A brief assessment and inventory of your and your potential roommate's values and beliefs would be appropriate before committing to live together. This should be done even if your potential roommate is a friend, acquaintance, boyfriend, or girlfriend. Sit down and decide what you both like and dislike, from food to music.

This is also an ideal time to establish ground rules regarding such matters as overnight guests, parties, alcohol, and drugs. All of this might seem trivial when you're excited about finding and moving into a new apartment for the first time. But you'll be glad you discussed some of these issues two months down the road, when the overnight guest has turned into a permanent nonpaying resident. For additional help in choosing roommates, check out the "Roommate" section at the off-campus living website (http://studentaffairs.psu.edu/offcampus).

Getting Settled

If you rent an apartment or house, you may need some special contacts in order to set up housekeeping.

You can arrange for phone service through Verizon at 1-800-660-2215, online at www.verizon.com, or through another local provider of your choice. Calls outside of the local calling area are long-distance calls and generally are handled by a long-distance company. There are many choices for long-distance providers.

For electric service, call West Penn Power Company at 800-255-3443. It's helpful to have the name of the previous tenant when you call.

Local government offices are located at 243 S. Allen St. By calling Building and Housing Inspections at 814-231-3056, you can report structural or unsanitary building conditions that are hazardous to health or safety.

The U.S. Postal Service in State College is located at 237 S. Fraser St. Post office boxes are available for rent at several locations, including the main office, the Calder Square II substation (located on the corner of Pugh Street and Calder Way), and the Nittany Mall. A campus substation is located on the ground floor of McAllister Building.

To file a private criminal complaint or a civil suit up to $4,000, arrange for a title transfer or motor vehicle registration, or have a document notarized, visit the District Justice's Office on at 131 S. Fraser St. The volunteer fire and ambulance companies are located at 400 W. Beaver Ave. The local number for fire, police, ambulance, and other emergency calls is 911.

Making Your Way

The residence halls are staffed by residence life coordinators and resident assistants (RAs) who are knowledgeable resource people. If you live off campus, you don't have an RA down the hall; consequently, you assume greater responsibility for seeking needed information.
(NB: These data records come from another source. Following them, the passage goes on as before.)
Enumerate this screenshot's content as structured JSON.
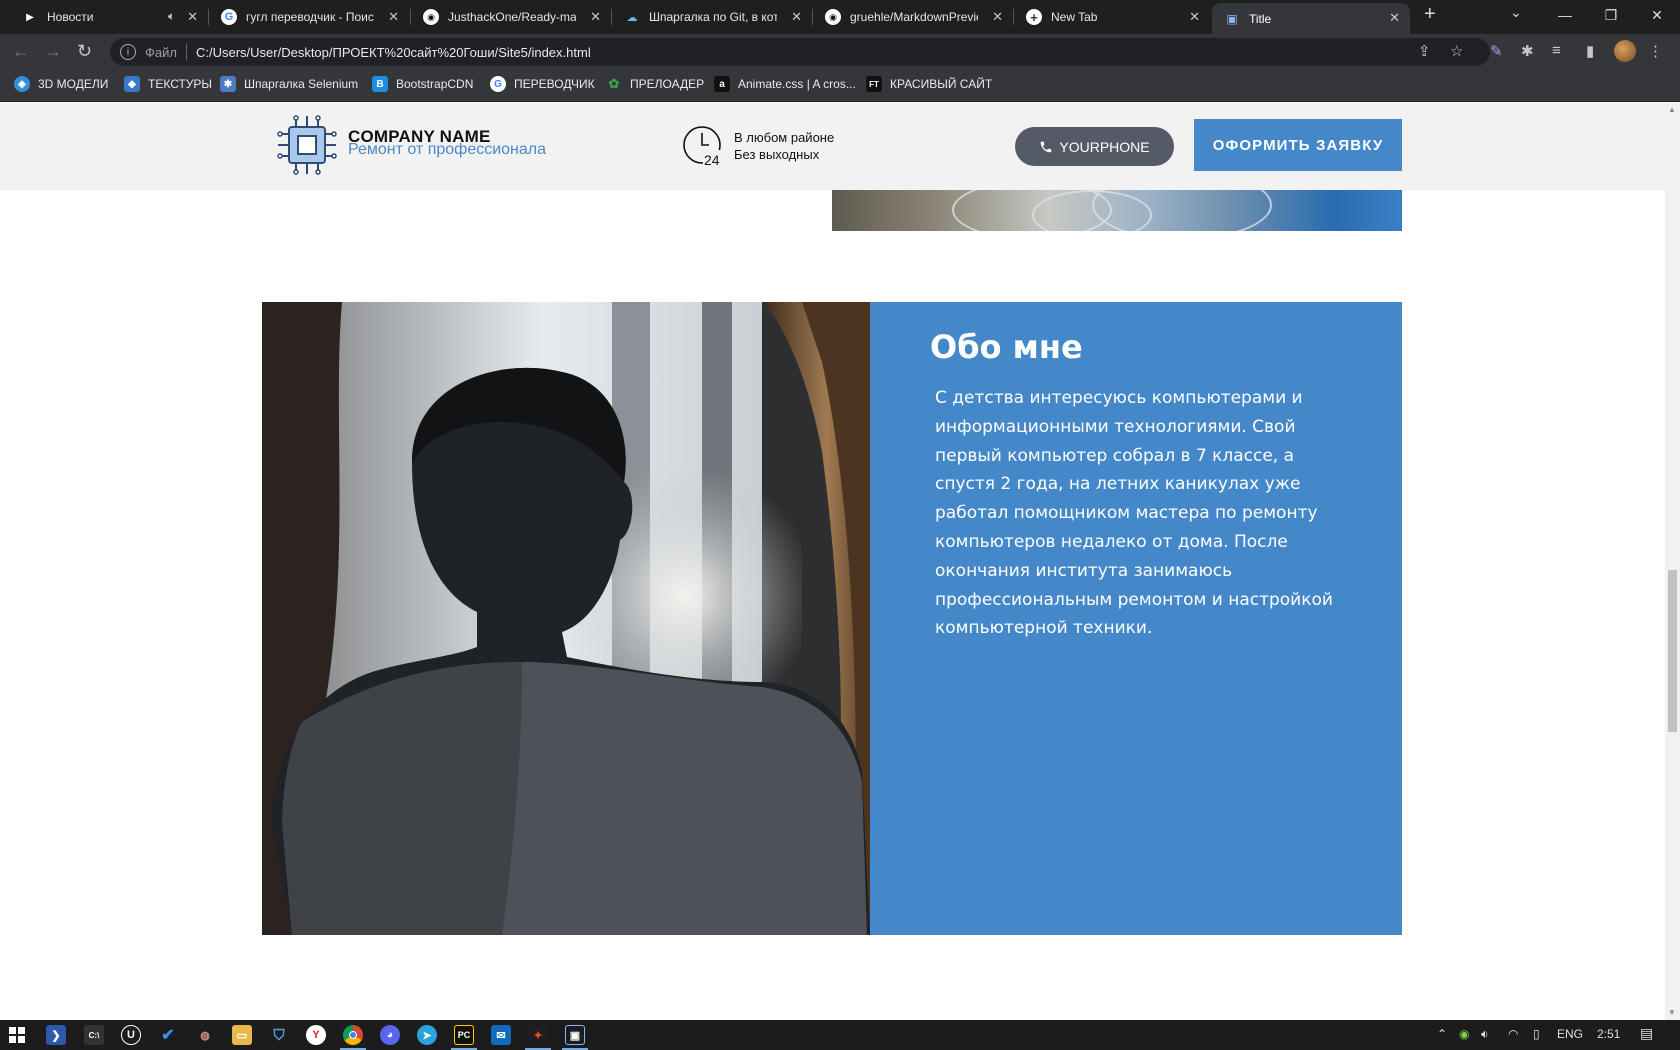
{
  "browser": {
    "tabs": [
      {
        "title": "Новости",
        "favicon": "play-icon"
      },
      {
        "title": "гугл переводчик - Поиск в Google",
        "favicon": "google-icon"
      },
      {
        "title": "JusthackOne/Ready-made",
        "favicon": "github-icon"
      },
      {
        "title": "Шпаргалка по Git, в которой",
        "favicon": "git-cheatsheet-icon"
      },
      {
        "title": "gruehle/MarkdownPreview",
        "favicon": "github-icon"
      },
      {
        "title": "New Tab",
        "favicon": "new-tab-icon"
      },
      {
        "title": "Title",
        "favicon": "site-icon",
        "active": true
      }
    ],
    "address": {
      "scheme_label": "Файл",
      "url": "C:/Users/User/Desktop/ПРОЕКТ%20сайт%20Гоши/Site5/index.html"
    },
    "bookmarks": [
      {
        "label": "3D МОДЕЛИ",
        "icon": "3d-models-icon",
        "color": "#2f8fd8"
      },
      {
        "label": "ТЕКСТУРЫ",
        "icon": "textures-icon",
        "color": "#3b78c8"
      },
      {
        "label": "Шпаргалка Selenium",
        "icon": "selenium-icon",
        "color": "#4a7dc4"
      },
      {
        "label": "BootstrapCDN",
        "icon": "bootstrap-icon",
        "color": "#1f8fe0"
      },
      {
        "label": "ПЕРЕВОДЧИК",
        "icon": "google-icon",
        "color": "#ffffff"
      },
      {
        "label": "ПРЕЛОАДЕР",
        "icon": "preloader-icon",
        "color": "#3a9b48"
      },
      {
        "label": "Animate.css | A cros...",
        "icon": "animate-icon",
        "color": "#111111"
      },
      {
        "label": "КРАСИВЫЙ САЙТ",
        "icon": "ft-icon",
        "color": "#111111"
      }
    ]
  },
  "site": {
    "header": {
      "company_name": "COMPANY NAME",
      "company_sub": "Ремонт от профессионала",
      "clock_number": "24",
      "hours_line1": "В любом районе",
      "hours_line2": "Без выходных",
      "phone_label": "YOURPHONE",
      "order_label": "ОФОРМИТЬ ЗАЯВКУ"
    },
    "about": {
      "title": "Обо мне",
      "text": "С детства интересуюсь компьютерами и информационными технологиями. Свой первый компьютер собрал в 7 классе, а спустя 2 года, на летних каникулах уже работал помощником мастера по ремонту компьютеров недалеко от дома. После окончания института занимаюсь профессиональным ремонтом и настройкой компьютерной техники."
    },
    "accent_color": "#4588c9"
  },
  "taskbar": {
    "apps": [
      "windows-start-icon",
      "powershell-icon",
      "cmd-icon",
      "unreal-icon",
      "todo-icon",
      "game-icon",
      "file-explorer-icon",
      "shield-icon",
      "yandex-icon",
      "chrome-icon",
      "discord-icon",
      "telegram-icon",
      "pycharm-icon",
      "outlook-icon",
      "figma-icon",
      "app-icon"
    ],
    "language": "ENG",
    "time": "2:51"
  }
}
Your best sources of academic information are the University Faculty Senate Policies for Students and the Undergraduate Degree Programs Bulletin. You'll learn how to access these documents at the meetings held on campus during the days immediately following your arrival.

Off-campus residents who need legal advice can contact The Office of Student Legal Services at 814-867-4388, the District Justice Courts at 814-237-4981, Mid Penn Legal Service at 814-238-4958, or the State College branch of the Attorney General's office at 814-863-3900.

Dining Savings for Commuters

Penn State Food Services operates a host of restaurants, coffee shops, snack bars, buffets, and food courts on campus. Locations include the HUB-Robeson Center, Kern Graduate Building, residence hall commons buildings, Pattee Library, the IST Building, and more. Commuter and on-campus resident students are welcome to enjoy the options. All locations accept LionCash+, providing for convenient spending via your id+ card. For more information on Penn State Food Services, visit www.foodservices.psu.edu.